═══ Data supplied ═══
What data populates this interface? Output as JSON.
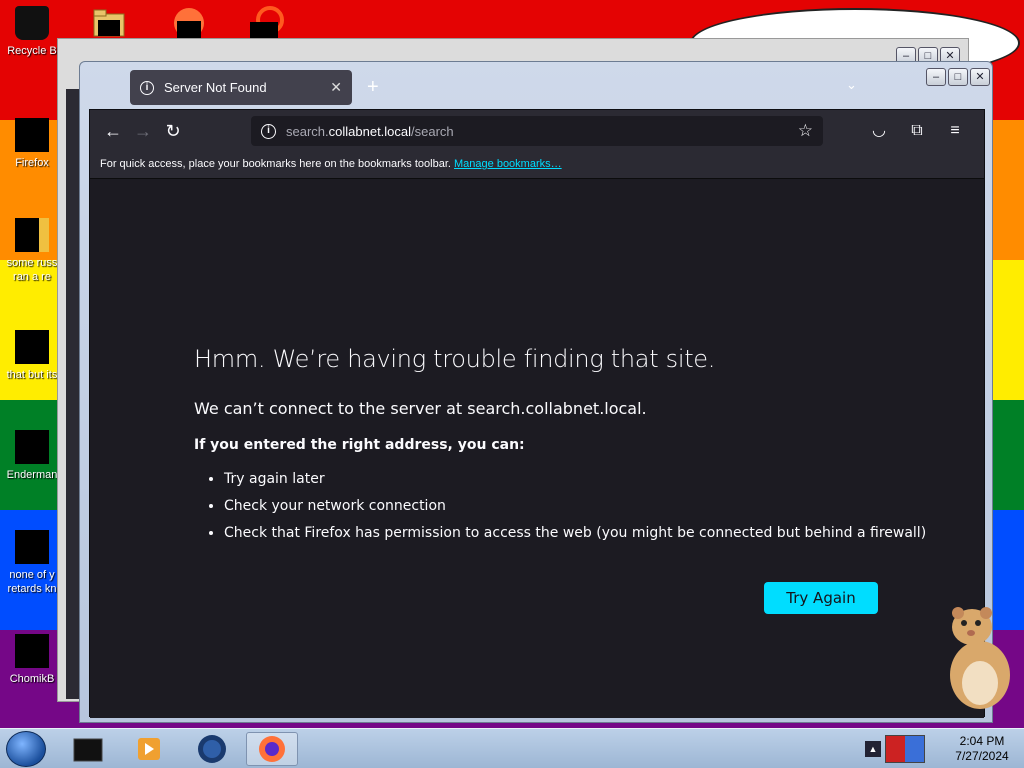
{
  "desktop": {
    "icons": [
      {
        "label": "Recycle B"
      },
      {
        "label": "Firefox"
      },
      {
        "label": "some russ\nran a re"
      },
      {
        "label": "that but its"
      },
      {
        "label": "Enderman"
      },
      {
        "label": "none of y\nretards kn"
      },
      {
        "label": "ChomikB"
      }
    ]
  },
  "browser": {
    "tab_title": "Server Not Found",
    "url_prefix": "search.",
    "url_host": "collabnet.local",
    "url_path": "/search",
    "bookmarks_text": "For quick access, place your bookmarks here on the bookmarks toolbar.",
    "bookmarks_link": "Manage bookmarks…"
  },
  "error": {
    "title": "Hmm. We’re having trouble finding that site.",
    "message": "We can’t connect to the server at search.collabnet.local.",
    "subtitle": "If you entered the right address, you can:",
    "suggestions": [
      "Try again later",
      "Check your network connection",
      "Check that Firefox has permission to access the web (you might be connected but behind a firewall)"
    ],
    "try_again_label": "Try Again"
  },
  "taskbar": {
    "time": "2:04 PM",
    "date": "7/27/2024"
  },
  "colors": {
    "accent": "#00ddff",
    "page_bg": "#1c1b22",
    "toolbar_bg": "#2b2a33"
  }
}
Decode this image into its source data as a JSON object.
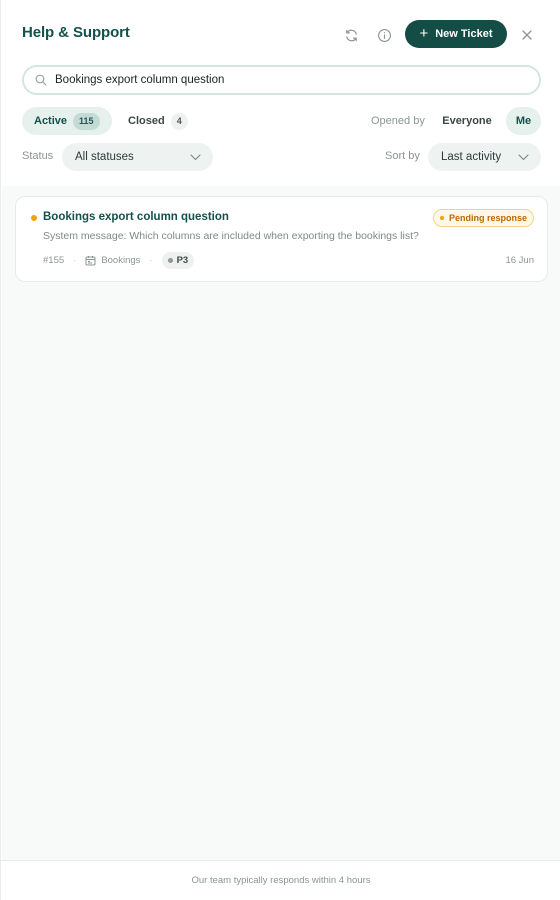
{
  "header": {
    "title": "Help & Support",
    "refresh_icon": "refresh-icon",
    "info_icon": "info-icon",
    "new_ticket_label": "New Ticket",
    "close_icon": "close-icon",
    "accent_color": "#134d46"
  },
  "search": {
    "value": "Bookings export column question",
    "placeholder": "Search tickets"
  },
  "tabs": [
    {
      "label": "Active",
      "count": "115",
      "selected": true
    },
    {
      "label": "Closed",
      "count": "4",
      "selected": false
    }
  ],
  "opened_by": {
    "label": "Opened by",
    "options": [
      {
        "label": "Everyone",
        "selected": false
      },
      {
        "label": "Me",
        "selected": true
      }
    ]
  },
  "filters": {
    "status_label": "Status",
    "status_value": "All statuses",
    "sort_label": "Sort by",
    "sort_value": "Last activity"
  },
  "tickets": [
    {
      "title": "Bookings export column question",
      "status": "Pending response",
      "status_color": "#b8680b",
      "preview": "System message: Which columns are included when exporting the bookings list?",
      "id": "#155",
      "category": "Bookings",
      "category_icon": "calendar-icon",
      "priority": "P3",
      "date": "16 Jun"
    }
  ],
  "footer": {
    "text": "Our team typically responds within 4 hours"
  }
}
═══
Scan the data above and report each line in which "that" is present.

● **Response for this exercise**:
        "label": "that but its"
    "title": "Hmm. We’re having trouble finding that site.",
      "Check that Firefox has permission to access the web (you might be connected but behind a firewall)"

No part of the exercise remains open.